--- Data for this task ---
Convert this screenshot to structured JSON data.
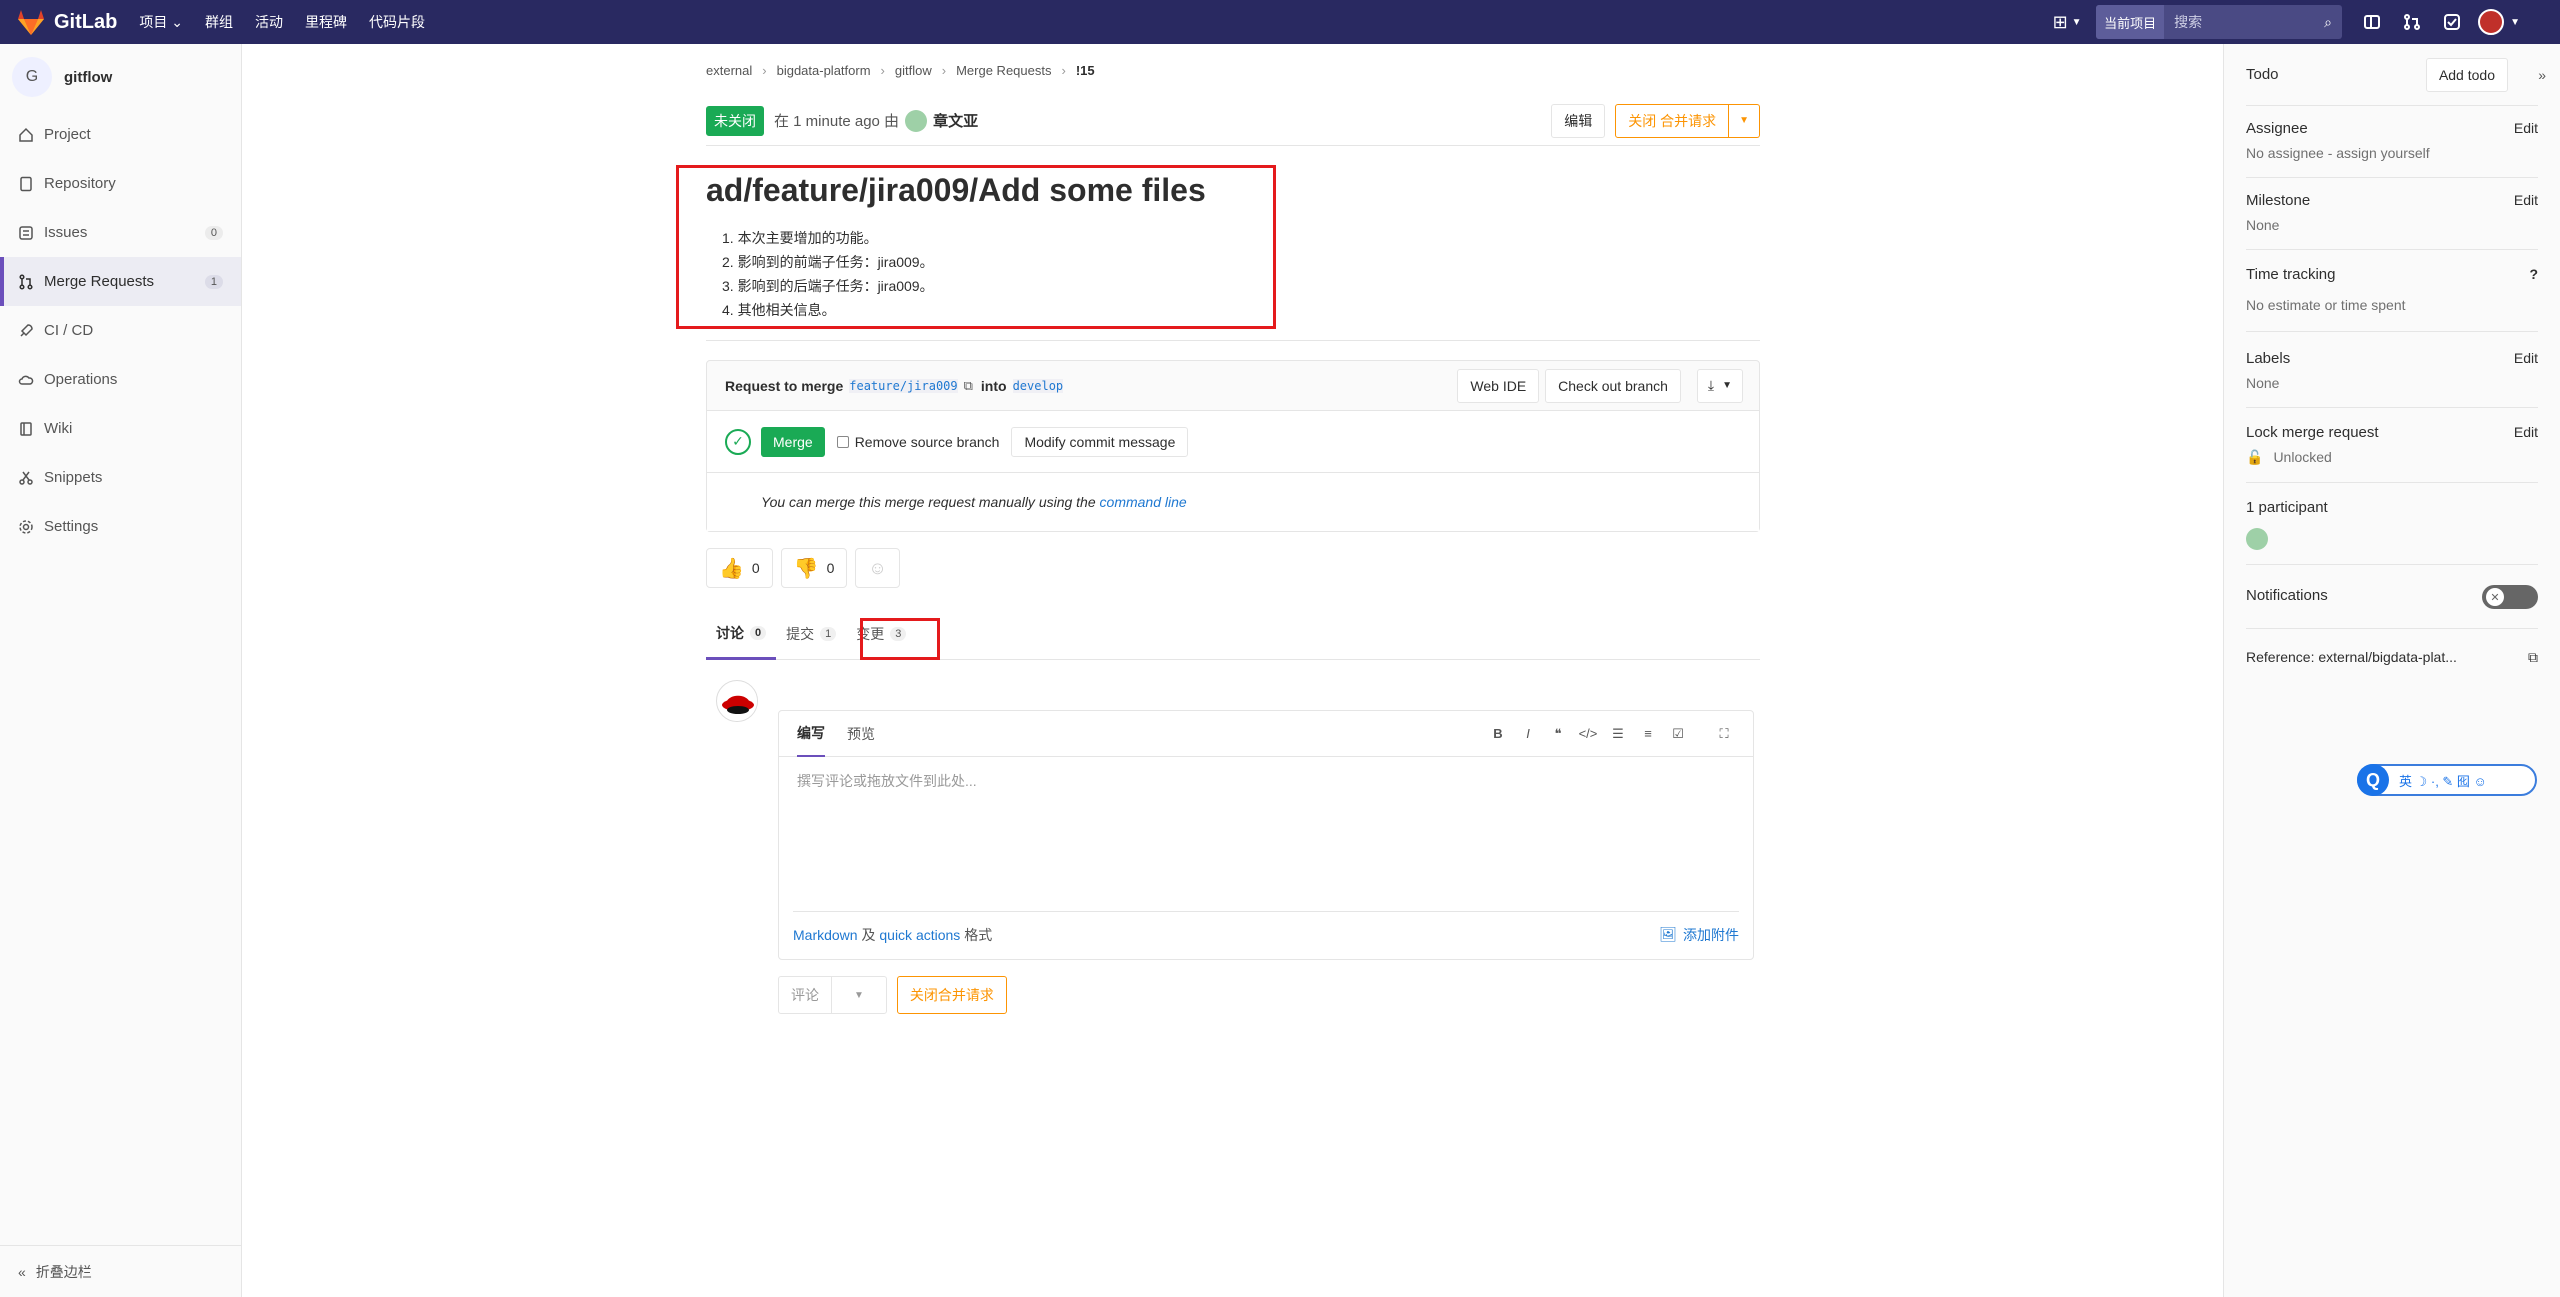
{
  "topnav": {
    "brand": "GitLab",
    "menu": [
      "项目 ⌄",
      "群组",
      "活动",
      "里程碑",
      "代码片段"
    ],
    "search_scope": "当前项目",
    "search_placeholder": "搜索"
  },
  "sidebar": {
    "project_initial": "G",
    "project_name": "gitflow",
    "items": [
      {
        "label": "Project",
        "icon": "home-icon"
      },
      {
        "label": "Repository",
        "icon": "doc-icon"
      },
      {
        "label": "Issues",
        "icon": "issues-icon",
        "badge": "0"
      },
      {
        "label": "Merge Requests",
        "icon": "merge-request-icon",
        "badge": "1",
        "active": true
      },
      {
        "label": "CI / CD",
        "icon": "rocket-icon"
      },
      {
        "label": "Operations",
        "icon": "cloud-icon"
      },
      {
        "label": "Wiki",
        "icon": "book-icon"
      },
      {
        "label": "Snippets",
        "icon": "scissors-icon"
      },
      {
        "label": "Settings",
        "icon": "gear-icon"
      }
    ],
    "collapse_label": "折叠边栏"
  },
  "breadcrumb": [
    "external",
    "bigdata-platform",
    "gitflow",
    "Merge Requests",
    "!15"
  ],
  "mr": {
    "status": "未关闭",
    "meta_prefix": "在 1 minute ago 由",
    "author": "章文亚",
    "edit_label": "编辑",
    "close_label": "关闭 合并请求",
    "title": "ad/feature/jira009/Add some files",
    "description": [
      "1. 本次主要增加的功能。",
      "2. 影响到的前端子任务：jira009。",
      "3. 影响到的后端子任务：jira009。",
      "4. 其他相关信息。"
    ]
  },
  "widget": {
    "request_text": "Request to merge",
    "source_branch": "feature/jira009",
    "into_text": "into",
    "target_branch": "develop",
    "web_ide": "Web IDE",
    "checkout": "Check out branch",
    "merge_label": "Merge",
    "remove_source": "Remove source branch",
    "modify_commit": "Modify commit message",
    "manual_text": "You can merge this merge request manually using the",
    "command_line": "command line"
  },
  "emoji": {
    "thumbs_up": "0",
    "thumbs_down": "0"
  },
  "tabs": [
    {
      "label": "讨论",
      "count": "0",
      "active": true
    },
    {
      "label": "提交",
      "count": "1"
    },
    {
      "label": "变更",
      "count": "3"
    }
  ],
  "editor": {
    "write_tab": "编写",
    "preview_tab": "预览",
    "placeholder": "撰写评论或拖放文件到此处...",
    "markdown": "Markdown",
    "and": "及",
    "quick_actions": "quick actions",
    "format": "格式",
    "attach": "添加附件",
    "comment_btn": "评论",
    "close_btn": "关闭合并请求"
  },
  "right": {
    "todo": "Todo",
    "add_todo": "Add todo",
    "assignee_title": "Assignee",
    "assignee_value": "No assignee - assign yourself",
    "milestone_title": "Milestone",
    "milestone_value": "None",
    "time_title": "Time tracking",
    "time_value": "No estimate or time spent",
    "labels_title": "Labels",
    "labels_value": "None",
    "lock_title": "Lock merge request",
    "lock_value": "Unlocked",
    "participants": "1 participant",
    "notifications": "Notifications",
    "reference": "Reference: external/bigdata-plat...",
    "edit": "Edit"
  },
  "floatbar": {
    "label": "英 ☽ ·, ✎ 囮 ☺"
  }
}
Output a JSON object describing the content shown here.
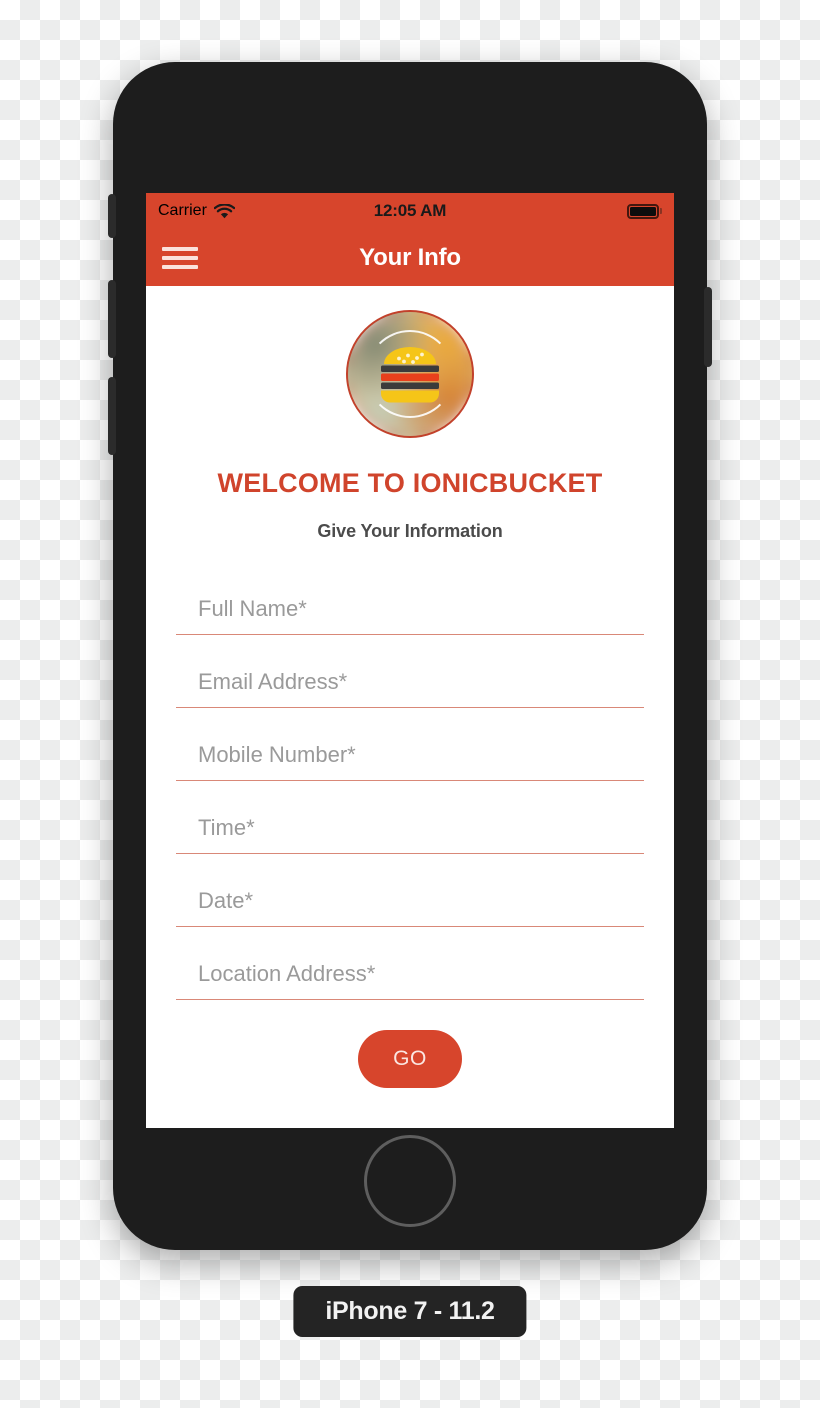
{
  "device": {
    "caption": "iPhone 7 - 11.2",
    "home_button_name": "home-button"
  },
  "status_bar": {
    "carrier": "Carrier",
    "wifi_icon": "wifi-icon",
    "time": "12:05 AM",
    "battery_icon": "battery-icon"
  },
  "nav_bar": {
    "menu_icon": "hamburger-menu-icon",
    "title": "Your Info"
  },
  "branding": {
    "logo_icon": "burger-logo-icon",
    "welcome_title": "WELCOME TO IONICBUCKET",
    "subtitle": "Give Your Information"
  },
  "form": {
    "fields": [
      {
        "name": "full-name",
        "placeholder": "Full Name*",
        "value": ""
      },
      {
        "name": "email-address",
        "placeholder": "Email Address*",
        "value": ""
      },
      {
        "name": "mobile-number",
        "placeholder": "Mobile Number*",
        "value": ""
      },
      {
        "name": "time",
        "placeholder": "Time*",
        "value": ""
      },
      {
        "name": "date",
        "placeholder": "Date*",
        "value": ""
      },
      {
        "name": "location-address",
        "placeholder": "Location Address*",
        "value": ""
      }
    ],
    "submit_label": "GO"
  },
  "colors": {
    "accent_red": "#d7452c",
    "title_red": "#d0442c",
    "underline": "#d98878",
    "subtitle_gray": "#4b4b4b",
    "placeholder_gray": "#9a9a9a",
    "phone_body": "#1d1d1d"
  }
}
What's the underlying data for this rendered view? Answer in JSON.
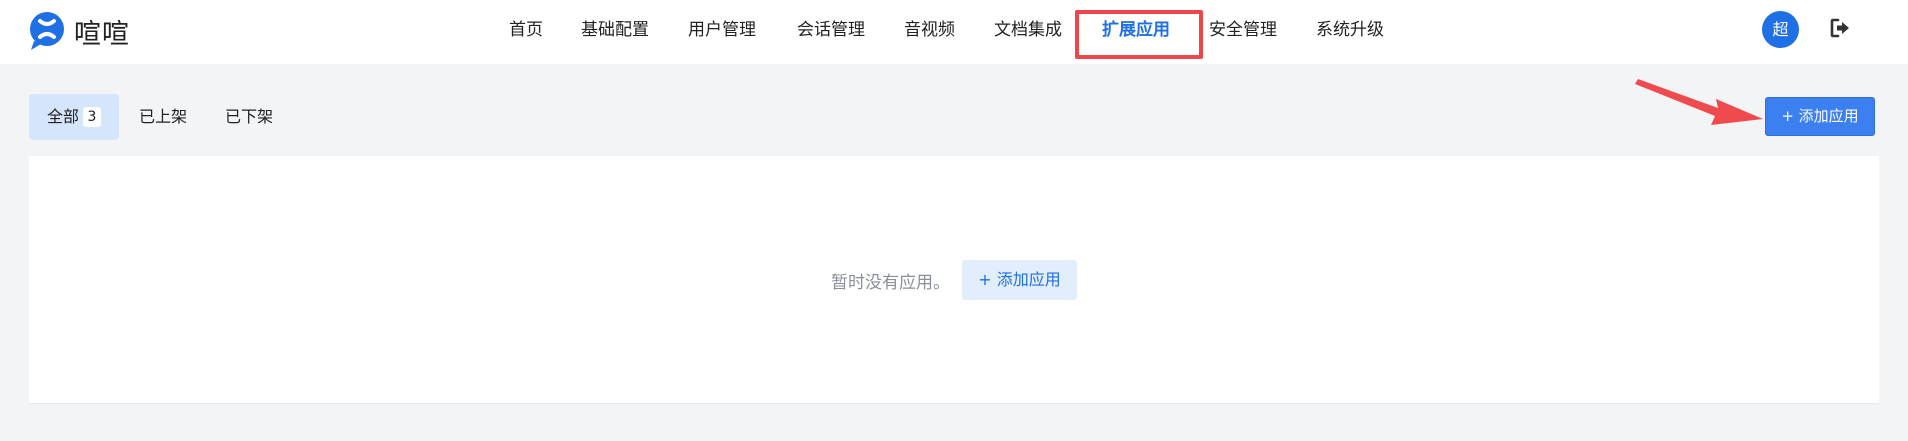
{
  "app": {
    "name": "喧喧",
    "brand_color": "#1f6fe5",
    "logo_icon": "xuanxuan-logo-icon"
  },
  "nav": {
    "items": [
      {
        "label": "首页"
      },
      {
        "label": "基础配置"
      },
      {
        "label": "用户管理"
      },
      {
        "label": "会话管理"
      },
      {
        "label": "音视频"
      },
      {
        "label": "文档集成"
      },
      {
        "label": "扩展应用",
        "active": true
      },
      {
        "label": "安全管理"
      },
      {
        "label": "系统升级"
      }
    ],
    "highlight_color": "#f0454a"
  },
  "user": {
    "avatar_text": "超",
    "logout_icon": "sign-out-icon"
  },
  "filters": {
    "tabs": [
      {
        "label": "全部",
        "count": "3",
        "active": true
      },
      {
        "label": "已上架"
      },
      {
        "label": "已下架"
      }
    ]
  },
  "toolbar": {
    "add_app_label": "+ 添加应用",
    "annotation_arrow_color": "#ef4b4f"
  },
  "main": {
    "empty_text": "暂时没有应用。",
    "empty_add_label": "+ 添加应用"
  }
}
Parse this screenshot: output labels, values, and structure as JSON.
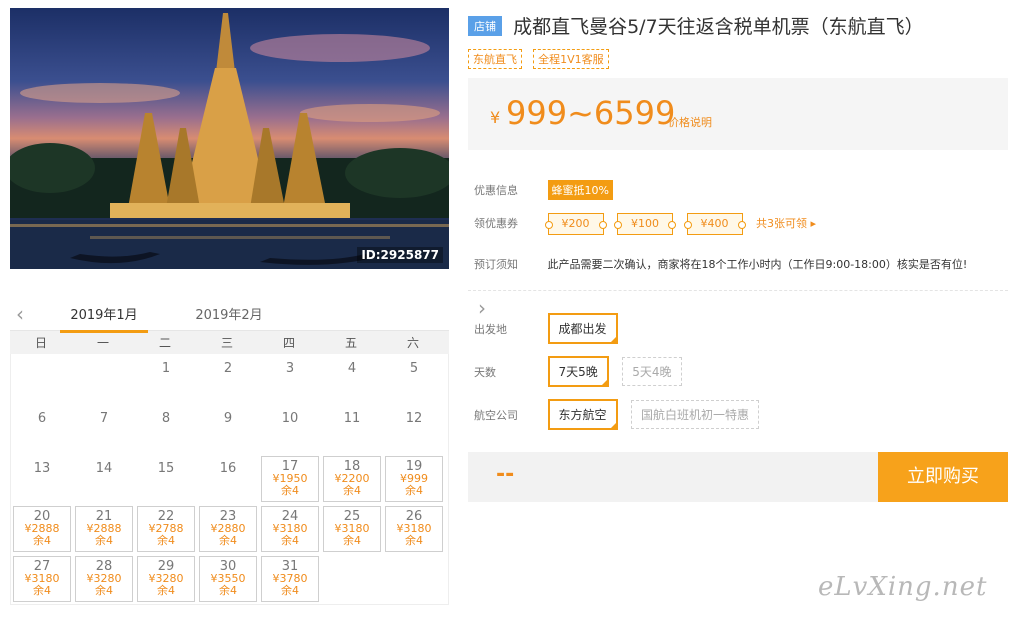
{
  "hero": {
    "id_label": "ID:2925877"
  },
  "calendar": {
    "prev_icon": "chevron-left",
    "next_icon": "chevron-right",
    "months": [
      "2019年1月",
      "2019年2月"
    ],
    "weekdays": [
      "日",
      "一",
      "二",
      "三",
      "四",
      "五",
      "六"
    ],
    "leading_blank": 2,
    "days": [
      {
        "d": "1"
      },
      {
        "d": "2"
      },
      {
        "d": "3"
      },
      {
        "d": "4"
      },
      {
        "d": "5"
      },
      {
        "d": "6"
      },
      {
        "d": "7"
      },
      {
        "d": "8"
      },
      {
        "d": "9"
      },
      {
        "d": "10"
      },
      {
        "d": "11"
      },
      {
        "d": "12"
      },
      {
        "d": "13"
      },
      {
        "d": "14"
      },
      {
        "d": "15"
      },
      {
        "d": "16"
      },
      {
        "d": "17",
        "price": "¥1950",
        "stock": "余4"
      },
      {
        "d": "18",
        "price": "¥2200",
        "stock": "余4"
      },
      {
        "d": "19",
        "price": "¥999",
        "stock": "余4"
      },
      {
        "d": "20",
        "price": "¥2888",
        "stock": "余4"
      },
      {
        "d": "21",
        "price": "¥2888",
        "stock": "余4"
      },
      {
        "d": "22",
        "price": "¥2788",
        "stock": "余4"
      },
      {
        "d": "23",
        "price": "¥2880",
        "stock": "余4"
      },
      {
        "d": "24",
        "price": "¥3180",
        "stock": "余4"
      },
      {
        "d": "25",
        "price": "¥3180",
        "stock": "余4"
      },
      {
        "d": "26",
        "price": "¥3180",
        "stock": "余4"
      },
      {
        "d": "27",
        "price": "¥3180",
        "stock": "余4"
      },
      {
        "d": "28",
        "price": "¥3280",
        "stock": "余4"
      },
      {
        "d": "29",
        "price": "¥3280",
        "stock": "余4"
      },
      {
        "d": "30",
        "price": "¥3550",
        "stock": "余4"
      },
      {
        "d": "31",
        "price": "¥3780",
        "stock": "余4"
      }
    ]
  },
  "product": {
    "shop_badge": "店铺",
    "title": "成都直飞曼谷5/7天往返含税单机票（东航直飞）",
    "tags": [
      "东航直飞",
      "全程1V1客服"
    ],
    "price_currency": "¥",
    "price_range": "999~6599",
    "price_note": "价格说明",
    "promo_label": "优惠信息",
    "promo_badge": "蜂蜜抵10%",
    "coupon_label": "领优惠券",
    "coupons": [
      "¥200",
      "¥100",
      "¥400"
    ],
    "coupon_more": "共3张可领 ▸",
    "notice_label": "预订须知",
    "notice_text": "此产品需要二次确认，商家将在18个工作小时内（工作日9:00-18:00）核实是否有位!",
    "departure_label": "出发地",
    "departure_options": [
      {
        "label": "成都出发",
        "selected": true
      }
    ],
    "days_label": "天数",
    "days_options": [
      {
        "label": "7天5晚",
        "selected": true
      },
      {
        "label": "5天4晚",
        "selected": false
      }
    ],
    "airline_label": "航空公司",
    "airline_options": [
      {
        "label": "东方航空",
        "selected": true
      },
      {
        "label": "国航白班机初一特惠",
        "selected": false
      }
    ],
    "total_placeholder": "--",
    "buy_label": "立即购买"
  },
  "watermark": "eLvXing.net",
  "colors": {
    "accent": "#f39c12",
    "price": "#f08c1c",
    "shop_badge": "#5aa0e8"
  }
}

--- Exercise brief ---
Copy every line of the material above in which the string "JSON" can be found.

--- Exercise output ---
Convert this screenshot to structured JSON data.
Output a JSON object describing the content shown here.
What's the underlying data for this rendered view? Answer in JSON.
Parse this screenshot: output labels, values, and structure as JSON.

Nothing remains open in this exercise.